We work hard, and it’s rewarding work. Every creative wants to work hard because being creative relates to passion - it’s what we live for. I think you can tell from our work that we love what we do. Also, there’s nothing preventing juniors, for example, speaking frankly with CDs and even Founders, so we enjoy a relatively flat hierarchy and culture of openness. The final point I’d like to add, even though I could go on for a lot longer here, is that we’re fortunate enough to be able to reward our employees with enjoyable perks and surprises. We respect the effort and sacrifice and we try to create the best work-life balance anywhere in our industry.
How does someone get a job there? Seriously, what’s the secret?
Well, it’s not good enough to be a designer who’s concerned about just making things look nice. You’ve got to be concept-led and thoughtful about what you’re doing. You should present your talent proudly, and be confident about it, be culturally aware, and prove that you’ve done things off your own back, made things happen.
How would you define the Amsterdam creative scene?
It’s extremely vibrant, active, and multicultural. The design and technology scene is bursting with conferences, and the pool of talented agencies and freelancers is so deep you can drown twice in it. Amsterdam is home to huge brands, like Tommy Hilfiger, Booking.com, and Heineken, and big international brands, such as Uber, has its European headquarters here. It’s an undoubtedly cool place too, home to streetwear brands and some of the world’s biggest festivals as well.
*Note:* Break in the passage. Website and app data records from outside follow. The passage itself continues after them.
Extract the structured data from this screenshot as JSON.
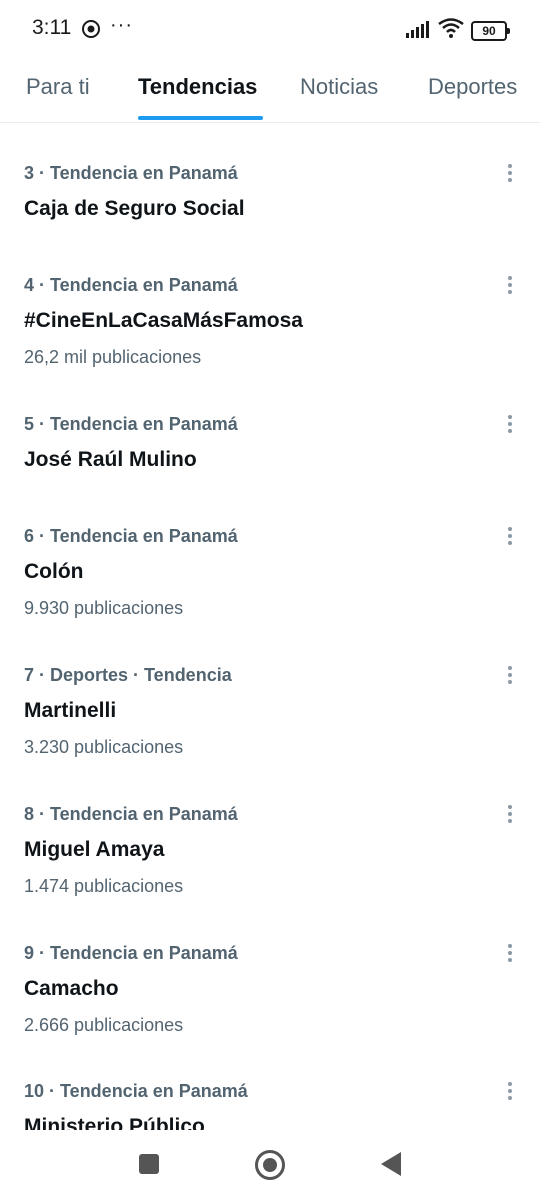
{
  "status_bar": {
    "time": "3:11",
    "more": "···",
    "battery": "90"
  },
  "tabs": [
    {
      "label": "Para ti",
      "active": false
    },
    {
      "label": "Tendencias",
      "active": true
    },
    {
      "label": "Noticias",
      "active": false
    },
    {
      "label": "Deportes",
      "active": false
    }
  ],
  "colors": {
    "accent": "#1d9bf0",
    "secondary_text": "#536471",
    "primary_text": "#0f1419"
  },
  "trends": [
    {
      "meta": "3 · Tendencia en Panamá",
      "name": "Caja de Seguro Social",
      "count": ""
    },
    {
      "meta": "4 · Tendencia en Panamá",
      "name": "#CineEnLaCasaMásFamosa",
      "count": "26,2 mil publicaciones"
    },
    {
      "meta": "5 · Tendencia en Panamá",
      "name": "José Raúl Mulino",
      "count": ""
    },
    {
      "meta": "6 · Tendencia en Panamá",
      "name": "Colón",
      "count": "9.930 publicaciones"
    },
    {
      "meta": "7 · Deportes · Tendencia",
      "name": "Martinelli",
      "count": "3.230 publicaciones"
    },
    {
      "meta": "8 · Tendencia en Panamá",
      "name": "Miguel Amaya",
      "count": "1.474 publicaciones"
    },
    {
      "meta": "9 · Tendencia en Panamá",
      "name": "Camacho",
      "count": "2.666 publicaciones"
    },
    {
      "meta": "10 · Tendencia en Panamá",
      "name": "Ministerio Público",
      "count": ""
    }
  ],
  "icons": {
    "menu": "more-vertical-icon",
    "nav": [
      "recent-apps-icon",
      "home-icon",
      "back-icon"
    ]
  }
}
It’s just an awesome place in which you can get lost in waves of inspiration.
If not here, where would you most like to live?
Who are your biggest creative influences?
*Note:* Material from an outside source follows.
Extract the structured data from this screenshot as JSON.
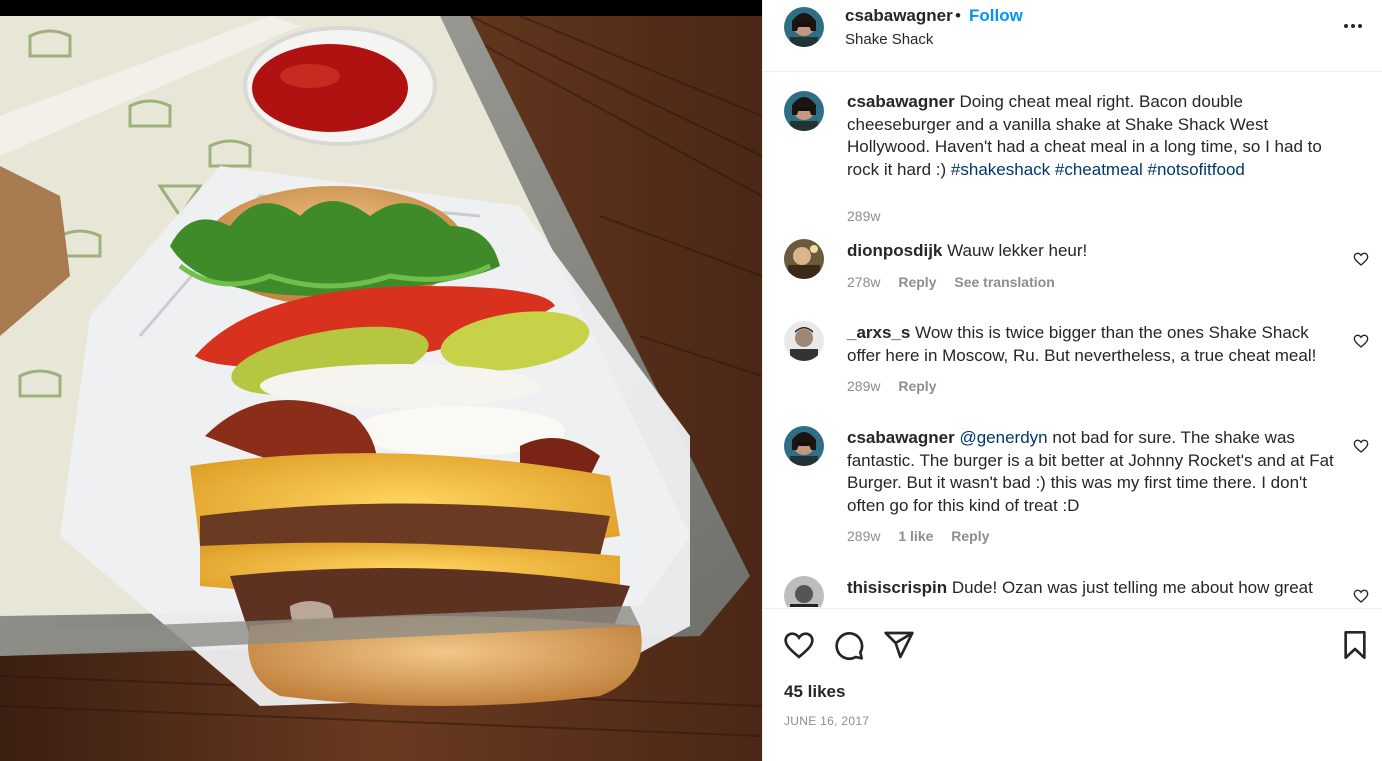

David Lynch and Michael Wolff.
One book, one album, one movie, one show. Go.
Catching the Big Fish - David Lynch
Blank Face LP - ScHoolboy Q
Persona - Ingmar Bergman
Einstein on the Beach - Philip Glass
What do you do when Not Working?
A creative is someone who redefines what ‘working’ means. Think about the creative process. Where do you think inspiration begins and ends in that process? There is no beginning or end. It’s permanent and part of the deal. Do we sit at our desks and decide to be inspired? Or do we live our lives forever open to inspiration, always judging the angles and aesthetics, always reading and learning, and always ‘working’? I don’t need to answer these rhetorical questions, do I?
What’s the best advice you’ve ever heard or received that all creatives should hear?
Respect the power of great writing. It’s transformative.
What’s next for you? What are you working on now?
Right now, it’s really exciting. We’re working with Beats by Dre and Pepsi, and beginning to partner with some local brands as part of our expansion plans. You’ll be hearing more about that soon. Follow me on Twitter @Engzell - I’ll be sharing our news there, somewhere amongst the savage artwork, underground Japanese hip-hop, and whatever snippets of genius I’ve felt like sharing.